Sunday, September 20, 2015

Billy Twitters and his Blue Whale Problem: Research and Letter Writing

Billy Twitters and his Blue Whale Problem:  Research and Letter Writing
By:  Sarah Svarda

Summary from School Library Journal
Kindergarten-Grade 4—Billy Twitters's parents don't mess around when doling out punishments. When the boy fails to clean his room, brush his teeth, and finish his baked peas, they buy him a blue whale. It arrives via FedUp (motto: "Delivering Punishment Worldwide"), and it's up to Billy to take care of it. Rex's goofy illustrations blend the realistic with the fantastic, as in a giant wordless spread of Billy pedaling furiously on his bike, towing the whale behind on a skateboard as the beast's bulk takes out telephone poles and traffic lights. At school, things don't improve; a teacher gives a whale lecture instead of showing a promised cowboy movie, and Billy is uninvited from a pool party when the hostess learns he would have to bring the cetacean. And he soon finds that gathering thousands of krill for its dinner is tough work. At last, after cleaning out the whale's stinky mouth, Billy decides that it's a pretty peaceful place, and he decides to move in. That's a strange ending for an odd story, but young readers will likely enjoy the ridiculous premise, and the many whale facts worked seamlessly into the tale.—Kathleen Kelly MacMillan, Carroll County Public Library, MD

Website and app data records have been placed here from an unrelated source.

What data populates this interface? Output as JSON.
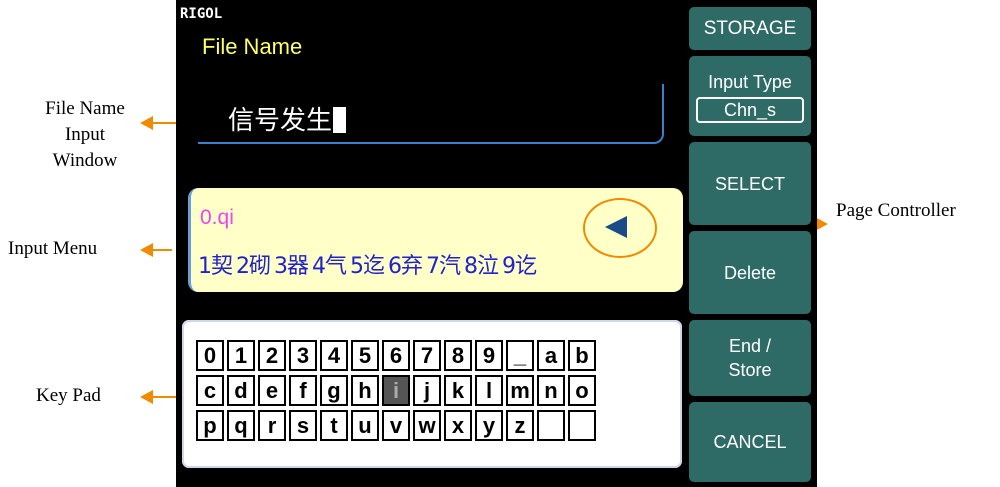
{
  "annotations": {
    "file_name_window": "File Name\nInput\nWindow",
    "input_menu": "Input Menu",
    "key_pad": "Key Pad",
    "page_controller": "Page Controller"
  },
  "screen": {
    "brand": "RIGOL",
    "file_name_label": "File Name",
    "input_value": "信号发生",
    "pinyin": "0.qi",
    "candidates": [
      "1契",
      "2砌",
      "3器",
      "4气",
      "5迄",
      "6弃",
      "7汽",
      "8泣",
      "9讫"
    ],
    "keypad_rows": [
      [
        "0",
        "1",
        "2",
        "3",
        "4",
        "5",
        "6",
        "7",
        "8",
        "9",
        "_",
        "a",
        "b"
      ],
      [
        "c",
        "d",
        "e",
        "f",
        "g",
        "h",
        "i",
        "j",
        "k",
        "l",
        "m",
        "n",
        "o"
      ],
      [
        "p",
        "q",
        "r",
        "s",
        "t",
        "u",
        "v",
        "w",
        "x",
        "y",
        "z",
        " ",
        " "
      ]
    ],
    "selected_key": "i"
  },
  "side_menu": {
    "title": "STORAGE",
    "input_type_label": "Input Type",
    "input_type_value": "Chn_s",
    "select": "SELECT",
    "delete": "Delete",
    "end_store": "End /\nStore",
    "cancel": "CANCEL"
  },
  "colors": {
    "accent": "#f08a00",
    "softkey": "#2f6b66",
    "menu_bg": "#ffffc8",
    "candidate_text": "#2222cc",
    "pinyin_text": "#ee44ee",
    "title_text": "#ffff66"
  },
  "icons": [
    "page-left-arrow-icon"
  ]
}
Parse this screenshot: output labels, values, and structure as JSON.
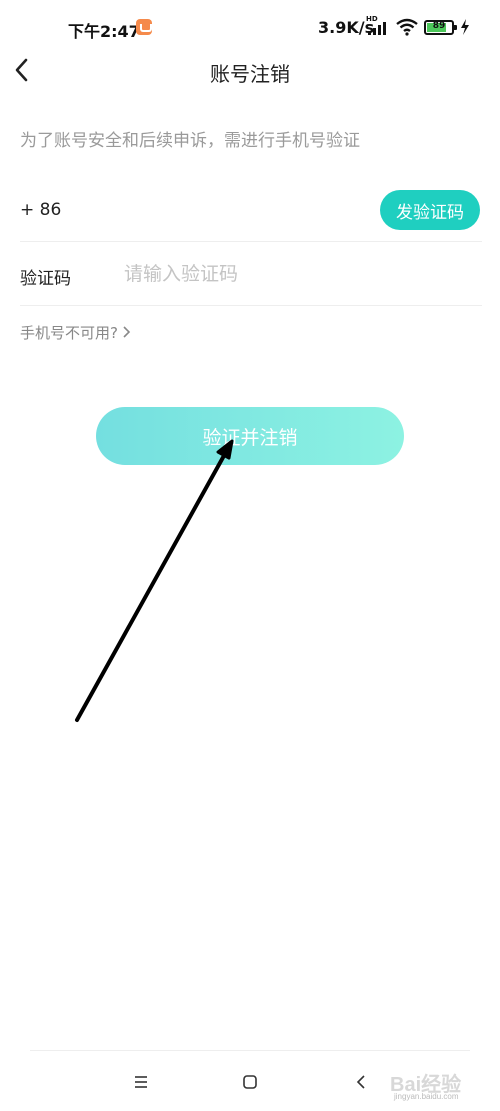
{
  "status_bar": {
    "time": "下午2:47",
    "network_speed": "3.9K/s",
    "network_type": "HD",
    "battery_level": "89",
    "icons": [
      "app-notification-icon",
      "signal-icon",
      "wifi-icon",
      "battery-icon",
      "charging-icon"
    ]
  },
  "header": {
    "title": "账号注销",
    "back_icon": "chevron-left-icon"
  },
  "hint": "为了账号安全和后续申诉，需进行手机号验证",
  "phone": {
    "country_code": "+ 86",
    "send_code_label": "发验证码"
  },
  "verification": {
    "label": "验证码",
    "placeholder": "请输入验证码"
  },
  "unavailable_link": "手机号不可用?",
  "primary_button": "验证并注销",
  "nav_bar": {
    "icons": [
      "menu-icon",
      "home-icon",
      "back-icon"
    ]
  },
  "watermark": {
    "text": "Bai经验",
    "sub": "jingyan.baidu.com"
  },
  "colors": {
    "accent": "#1fcfc0",
    "primary_button_start": "#74dfe0",
    "primary_button_end": "#8df2e2",
    "hint": "#9a9a9a"
  }
}
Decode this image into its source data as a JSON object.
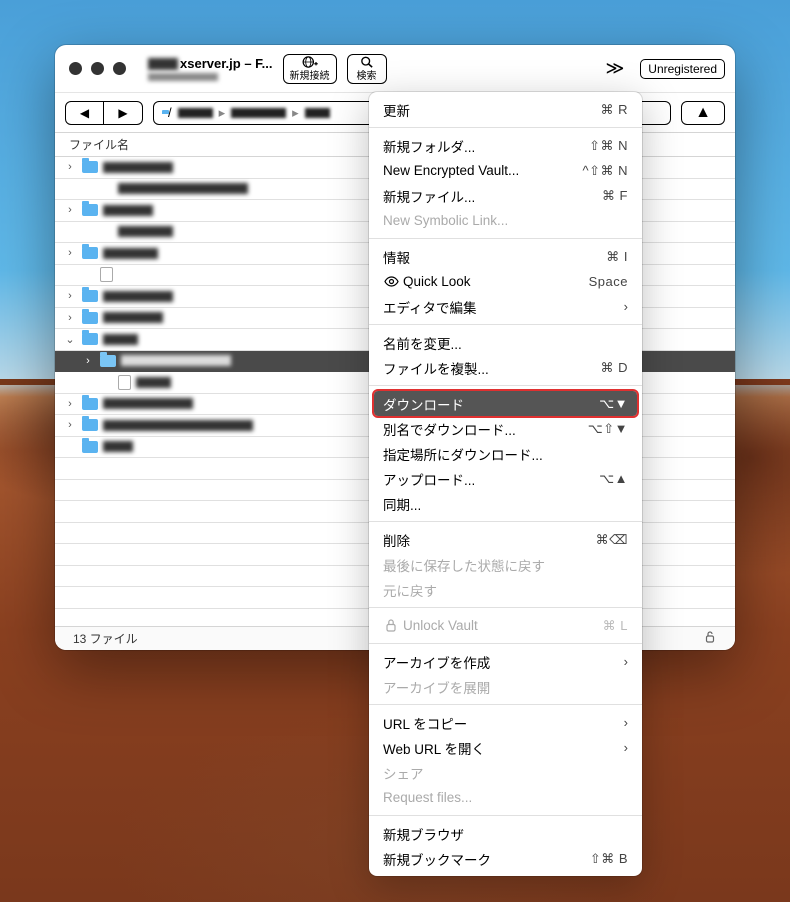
{
  "window": {
    "title_suffix": "xserver.jp – F...",
    "unregistered_label": "Unregistered",
    "toolbar": {
      "new_connection_label": "新規接続",
      "search_label": "検索",
      "more_glyph": "≫"
    },
    "path_prefix": "/",
    "column_header": "ファイル名",
    "status_count": "13 ファイル"
  },
  "rows": [
    {
      "kind": "folder",
      "disclosure": "›",
      "indent": 0,
      "name_w": 70,
      "blur": true
    },
    {
      "kind": "blank",
      "indent": 2,
      "name_w": 130,
      "blur": true
    },
    {
      "kind": "folder",
      "disclosure": "›",
      "indent": 0,
      "name_w": 50,
      "blur": true
    },
    {
      "kind": "blank",
      "indent": 2,
      "name_w": 55,
      "blur": true
    },
    {
      "kind": "folder",
      "disclosure": "›",
      "indent": 0,
      "name_w": 55,
      "blur": true
    },
    {
      "kind": "file",
      "indent": 1,
      "name_w": 0,
      "blur": false
    },
    {
      "kind": "folder",
      "disclosure": "›",
      "indent": 0,
      "name_w": 70,
      "blur": true
    },
    {
      "kind": "folder",
      "disclosure": "›",
      "indent": 0,
      "name_w": 60,
      "blur": true
    },
    {
      "kind": "folder",
      "disclosure": "⌄",
      "indent": 0,
      "name_w": 35,
      "blur": true
    },
    {
      "kind": "folder",
      "disclosure": "›",
      "indent": 1,
      "name_w": 110,
      "blur": true,
      "selected": true
    },
    {
      "kind": "file",
      "indent": 2,
      "name_w": 35,
      "blur": true
    },
    {
      "kind": "folder",
      "disclosure": "›",
      "indent": 0,
      "name_w": 90,
      "blur": true
    },
    {
      "kind": "folder",
      "disclosure": "›",
      "indent": 0,
      "name_w": 150,
      "blur": true
    },
    {
      "kind": "folder",
      "disclosure": "",
      "indent": 0,
      "name_w": 30,
      "blur": true
    }
  ],
  "menu": [
    {
      "type": "item",
      "label": "更新",
      "shortcut": "⌘ R"
    },
    {
      "type": "sep"
    },
    {
      "type": "item",
      "label": "新規フォルダ...",
      "shortcut": "⇧⌘ N"
    },
    {
      "type": "item",
      "label": "New Encrypted Vault...",
      "shortcut": "^⇧⌘ N"
    },
    {
      "type": "item",
      "label": "新規ファイル...",
      "shortcut": "⌘ F"
    },
    {
      "type": "item",
      "label": "New Symbolic Link...",
      "disabled": true
    },
    {
      "type": "sep"
    },
    {
      "type": "item",
      "label": "情報",
      "shortcut": "⌘ I"
    },
    {
      "type": "item",
      "label": "Quick Look",
      "shortcut": "Space",
      "icon": "eye"
    },
    {
      "type": "item",
      "label": "エディタで編集",
      "submenu": true
    },
    {
      "type": "sep"
    },
    {
      "type": "item",
      "label": "名前を変更..."
    },
    {
      "type": "item",
      "label": "ファイルを複製...",
      "shortcut": "⌘ D"
    },
    {
      "type": "sep"
    },
    {
      "type": "item",
      "label": "ダウンロード",
      "shortcut": "⌥▼",
      "highlighted": true
    },
    {
      "type": "item",
      "label": "別名でダウンロード...",
      "shortcut": "⌥⇧▼"
    },
    {
      "type": "item",
      "label": "指定場所にダウンロード..."
    },
    {
      "type": "item",
      "label": "アップロード...",
      "shortcut": "⌥▲"
    },
    {
      "type": "item",
      "label": "同期..."
    },
    {
      "type": "sep"
    },
    {
      "type": "item",
      "label": "削除",
      "shortcut": "⌘⌫"
    },
    {
      "type": "item",
      "label": "最後に保存した状態に戻す",
      "disabled": true
    },
    {
      "type": "item",
      "label": "元に戻す",
      "disabled": true
    },
    {
      "type": "sep"
    },
    {
      "type": "item",
      "label": "Unlock Vault",
      "shortcut": "⌘ L",
      "icon": "lock",
      "disabled": true
    },
    {
      "type": "sep"
    },
    {
      "type": "item",
      "label": "アーカイブを作成",
      "submenu": true
    },
    {
      "type": "item",
      "label": "アーカイブを展開",
      "disabled": true
    },
    {
      "type": "sep"
    },
    {
      "type": "item",
      "label": "URL をコピー",
      "submenu": true
    },
    {
      "type": "item",
      "label": "Web URL を開く",
      "submenu": true
    },
    {
      "type": "item",
      "label": "シェア",
      "disabled": true
    },
    {
      "type": "item",
      "label": "Request files...",
      "disabled": true
    },
    {
      "type": "sep"
    },
    {
      "type": "item",
      "label": "新規ブラウザ"
    },
    {
      "type": "item",
      "label": "新規ブックマーク",
      "shortcut": "⇧⌘ B"
    }
  ]
}
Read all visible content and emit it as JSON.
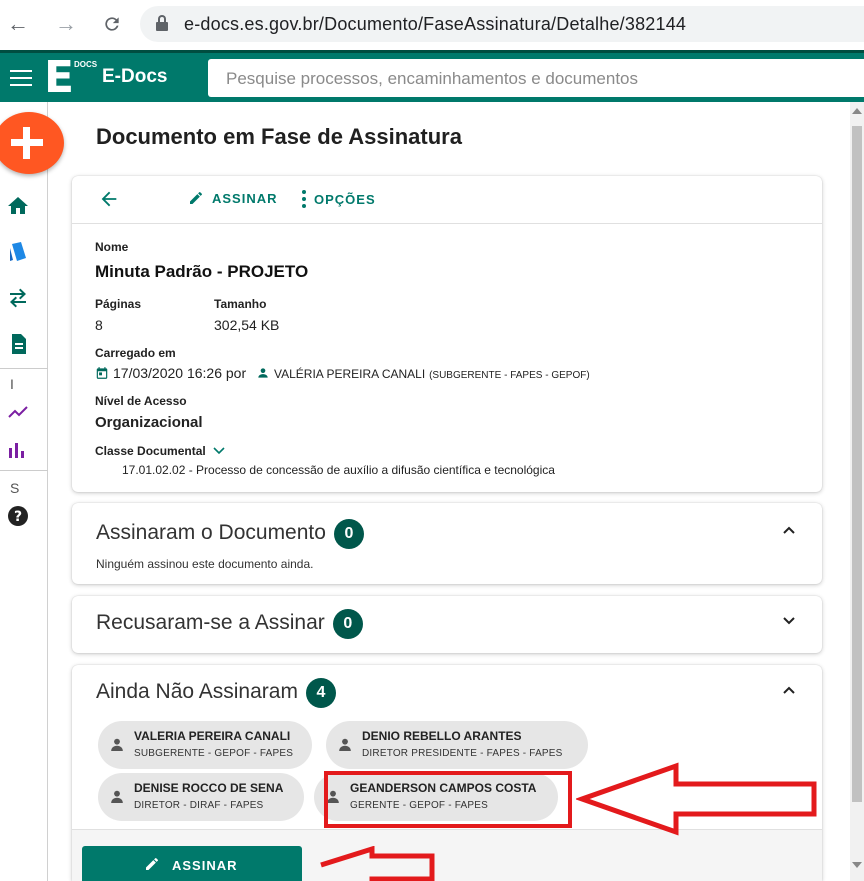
{
  "browser": {
    "url": "e-docs.es.gov.br/Documento/FaseAssinatura/Detalhe/382144"
  },
  "app": {
    "logo_letter": "E",
    "logo_sub": "DOCS",
    "title": "E-Docs",
    "search_placeholder": "Pesquise processos, encaminhamentos e documentos"
  },
  "rail": {
    "letter_1": "I",
    "letter_2": "S"
  },
  "page": {
    "title": "Documento em Fase de Assinatura"
  },
  "toolbar": {
    "sign_label": "ASSINAR",
    "options_label": "OPÇÕES"
  },
  "document": {
    "name_label": "Nome",
    "name": "Minuta Padrão - PROJETO",
    "pages_label": "Páginas",
    "pages": "8",
    "size_label": "Tamanho",
    "size": "302,54 KB",
    "uploaded_label": "Carregado em",
    "uploaded_date": "17/03/2020 16:26 por",
    "uploaded_by": "VALÉRIA PEREIRA CANALI",
    "uploaded_by_role": "(SUBGERENTE - FAPES - GEPOF)",
    "access_label": "Nível de Acesso",
    "access": "Organizacional",
    "class_label": "Classe Documental",
    "class_value": "17.01.02.02 - Processo de concessão de auxílio a difusão científica e tecnológica"
  },
  "signed": {
    "title": "Assinaram o Documento",
    "count": "0",
    "note": "Ninguém assinou este documento ainda."
  },
  "refused": {
    "title": "Recusaram-se a Assinar",
    "count": "0"
  },
  "pending": {
    "title": "Ainda Não Assinaram",
    "count": "4",
    "people": [
      {
        "name": "VALERIA PEREIRA CANALI",
        "role": "SUBGERENTE - GEPOF - FAPES"
      },
      {
        "name": "DENIO REBELLO ARANTES",
        "role": "DIRETOR PRESIDENTE - FAPES - FAPES"
      },
      {
        "name": "DENISE ROCCO DE SENA",
        "role": "DIRETOR - DIRAF - FAPES"
      },
      {
        "name": "GEANDERSON CAMPOS COSTA",
        "role": "GERENTE - GEPOF - FAPES"
      }
    ]
  },
  "footer": {
    "sign_button": "ASSINAR"
  },
  "colors": {
    "primary": "#00796b",
    "primary_dark": "#004d40",
    "badge": "#00574b",
    "fab": "#ff5722",
    "annotation_red": "#e31a1c"
  }
}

Lesson Idea

This book, by far, is the best read-aloud I've shared with my students this school year.  Mac Barnett seamlessly ties fun facts about blue whales into this absurd story about a young boy being given a blue whale to learn responsibility.  After reading the story together, explain to your students that there is a secret under the dust jacket of the book:

The kids will be excited to see that they can own their very own blue whale if they write a letter to the publisher!  I read this book with first and second grades and explained to the students that we needed to learn a bit more about blue whales so we could write an educated letter to the publisher.  There are certain needs that blue whales have that we needed to understand before we were ready to receive a blue whale.

I pulled nonfiction books about whales and made copies of specific sections of the text.  The following book worked especially well because each page included a different question about the whales:

We used the Jigsaw Method to research and teach each other about blue whales.  Each student in the first group read the same informational text about blue whales and took notes on the sidebars of their text.  Then, the groups moved to a second team where each "expert" from the first group shared their whale facts.  It was an easy way for my students to learn a lot of new information about blue whales in a short amount of time (45 minute library lesson).

After we researched and took notes about blue whales, we wrote our letters to the publisher.  I made a big deal out of showing the kids the big envelopes that were already post-marked and ready to send as soon as our letters were finished.  If you are a classroom teacher, you could let each child write his/her own letter to the publisher.  We wrote a letter as a class.

We measured areas of the school to see if we had enough room for a blue whale.  We decided a tank right outside of the library would be just enough space. (We even filled out a work order to ask our maintenance man to build the tank for us).

After we finished our letters, they were off to the publisher!

I taught this lesson with first and second graders, but I think older students would enjoy the story and the fun of not knowing what will exactly happen when they mail off those letters!  The best part of this unit was that each part of the lesson easily rolled into the next because the students were so excited to see what would happen when they mailed off their letters...

Want to know what happens when the publisher receives the letter?
Watch Mac Barnett, the author, tell you himself in this amazing Ted Talk.

And finally...the most important thing...if your students want to send letters to Hyperion, be sure to use their NEW address:

125 West End Avenue 3rd Floor
New York, NY 10023